Heart of the Blue Ridge

Growing Up On Tuggles Creek - Big Will

By YKW © 1985

Issue: July, 1985

Big Will Cockram on left. Tom Harris on right.Big Will Cockram on left. Tom Harris on right.(Editor's Note: Tuggles Creek is located in the Heart of the Blue Ridge Mountains, near the tiny mountain community of Meadows of Dan, Virginia. Meadows of Dan is a crossroads community where US Highway 58 Business and the Blue Ridge Parkway cross. Mabry Mill is north about 1.6 miles and Mayberry Trading Post is about 2.8 miles south on the Blue Ridge Parkway.)

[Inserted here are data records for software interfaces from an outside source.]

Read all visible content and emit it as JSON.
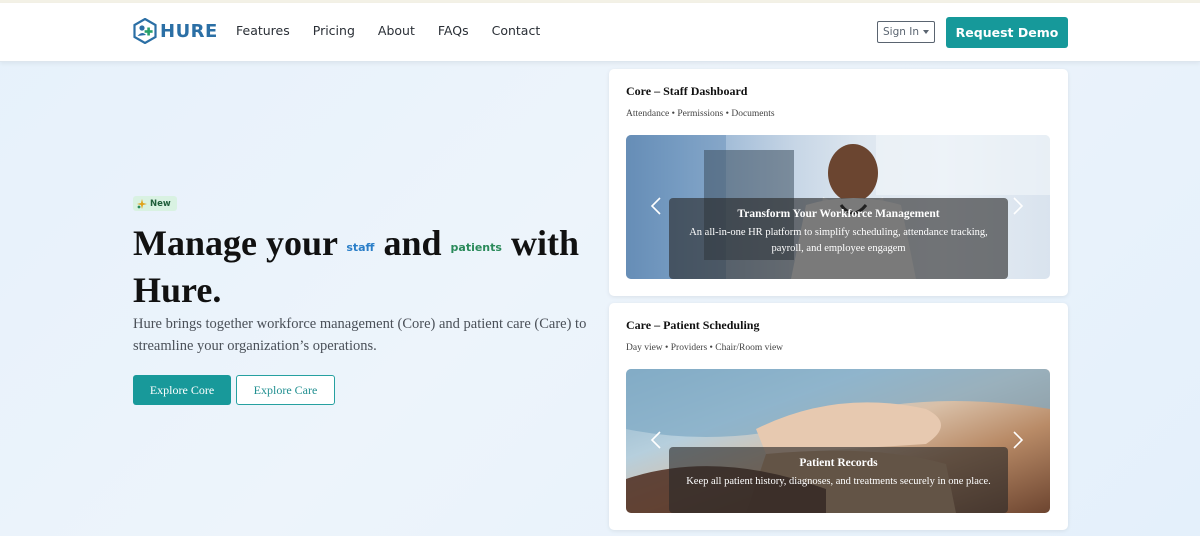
{
  "brand": {
    "name": "HURE",
    "primary_color": "#16999a",
    "logo_color": "#2b6fa5"
  },
  "nav": {
    "links": [
      "Features",
      "Pricing",
      "About",
      "FAQs",
      "Contact"
    ],
    "signin_label": "Sign In",
    "demo_label": "Request Demo"
  },
  "hero": {
    "badge": "New",
    "headline_part1": "Manage your",
    "rot_staff": "staff",
    "headline_part2": "and",
    "rot_patients": "patients",
    "headline_part3": "with Hure.",
    "subtext": "Hure brings together workforce management (Core) and patient care (Care) to streamline your organization’s operations.",
    "btn_core": "Explore Core",
    "btn_care": "Explore Care"
  },
  "cards": [
    {
      "title": "Core – Staff Dashboard",
      "subtitle": "Attendance • Permissions • Documents",
      "caption_title": "Transform Your Workforce Management",
      "caption_text": "An all-in-one HR platform to simplify scheduling, attendance tracking, payroll, and employee engagem"
    },
    {
      "title": "Care – Patient Scheduling",
      "subtitle": "Day view • Providers • Chair/Room view",
      "caption_title": "Patient Records",
      "caption_text": "Keep all patient history, diagnoses, and treatments securely in one place."
    }
  ]
}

Since Dad was gone most of the time on the mail route, we had to have a lot of hired hands to help with the work. We needed a lot of corn and hay for the four or five horses we always kept and Dad thought we should grow it on the farm rather than buy it. One of the most faithful of these hands was Big Will Cockram, a short, stout man who had some experience at most farm work. Sometimes he brought along his two sons, Henry and Caleb.

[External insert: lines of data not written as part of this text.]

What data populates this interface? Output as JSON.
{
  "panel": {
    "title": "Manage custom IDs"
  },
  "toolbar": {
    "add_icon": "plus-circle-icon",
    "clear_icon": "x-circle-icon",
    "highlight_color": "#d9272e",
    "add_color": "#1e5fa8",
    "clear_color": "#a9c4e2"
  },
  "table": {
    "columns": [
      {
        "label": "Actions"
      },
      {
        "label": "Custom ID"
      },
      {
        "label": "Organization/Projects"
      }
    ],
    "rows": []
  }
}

In the winter time Big Will and I cut down big oak trees from our wood lot and trimmed them up ready to be dragged to the wood pile when snow was on the ground. Come summer it was corn hoeing time and pretty soon haying time. We had a mowing machine but a lot of the grain had to be cut with a scythe or mowing blade as we called it.

At lunch time the blades had to be sharpened on a hand turned grind stone. So while all the other hired hands lolled around in the shade and rested, Big Will ground the blades sharp, while I was elected to turn the grindstone. Sometimes it seemed to take an eternity to get the blades sharp enough to suit Big Will's keen eye and touch.

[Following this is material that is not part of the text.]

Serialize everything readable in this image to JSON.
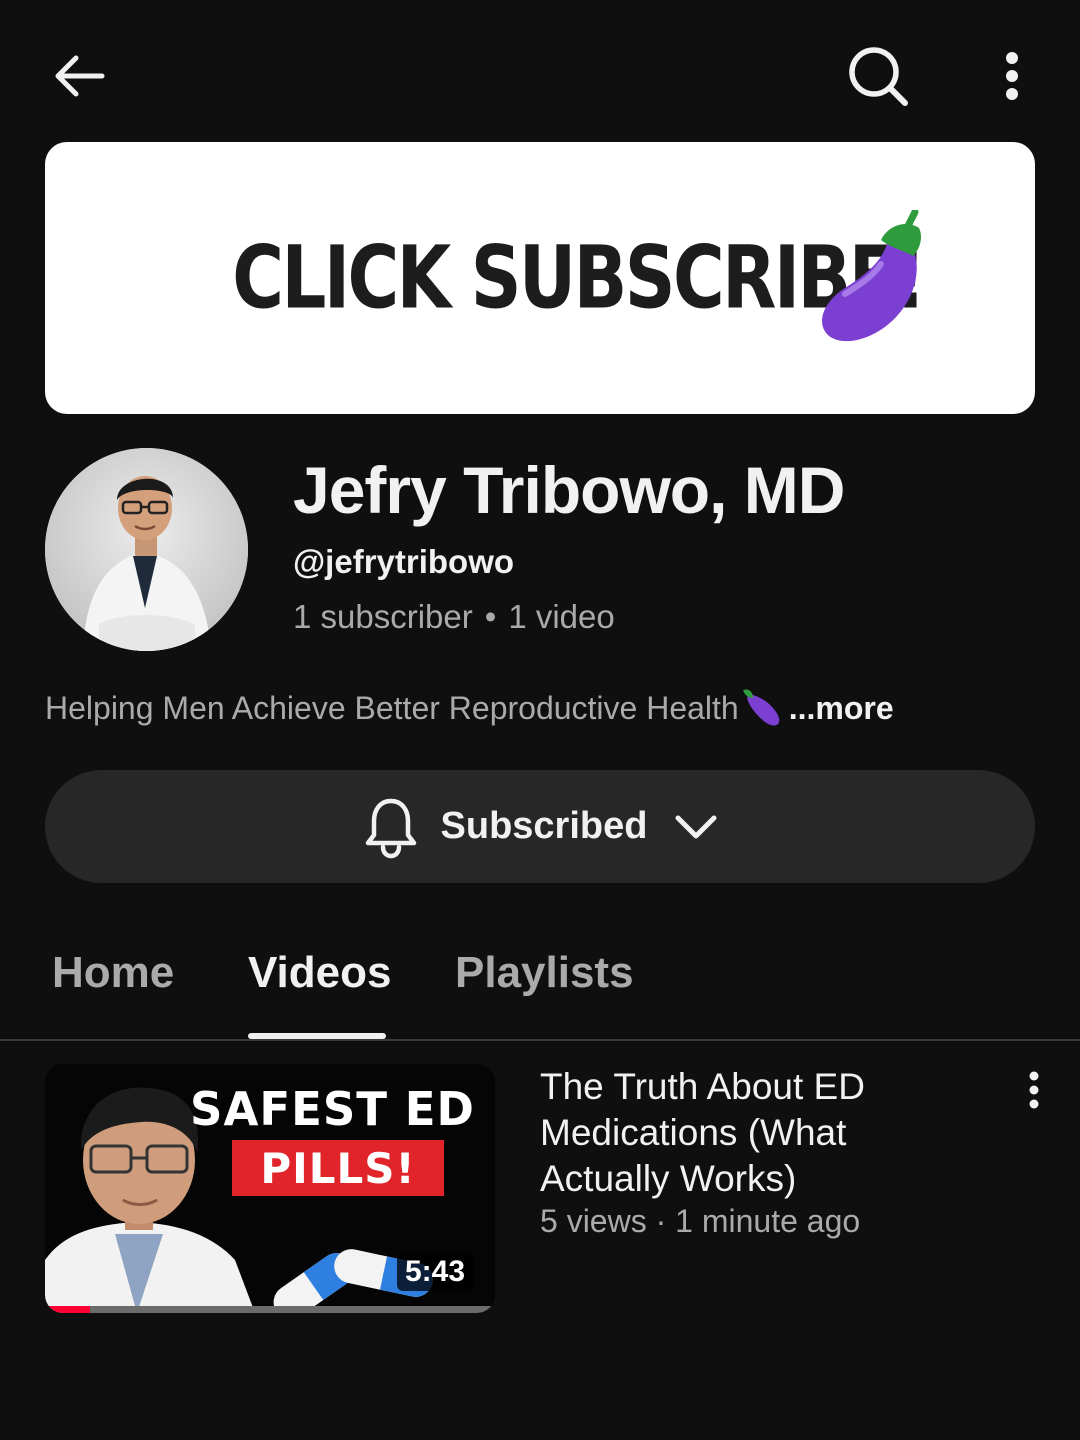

Big Will never did learn to make it on his own small farm. After the boys left him he was reduced to selling off small tracts of his farm to support himself and his daughters, Kate and Lelia. Most of the land was sold to my Dad but when it come down to the house lot, someone else whom he'd borrowed money from, bought it, and he and Kate were forced to get out and go to an abandoned cabin on the old Cockram place.

With no more resources, and getting too old to hire out, it was reported that Big Will and Kate were about to starve to death. My Dad killed a small hog, dressed it and cut it in half and threw, one half over his shoulder and carried it across the hills to Big Will. I guess that kept them alive a short time longer, but the poor old man soon passed away.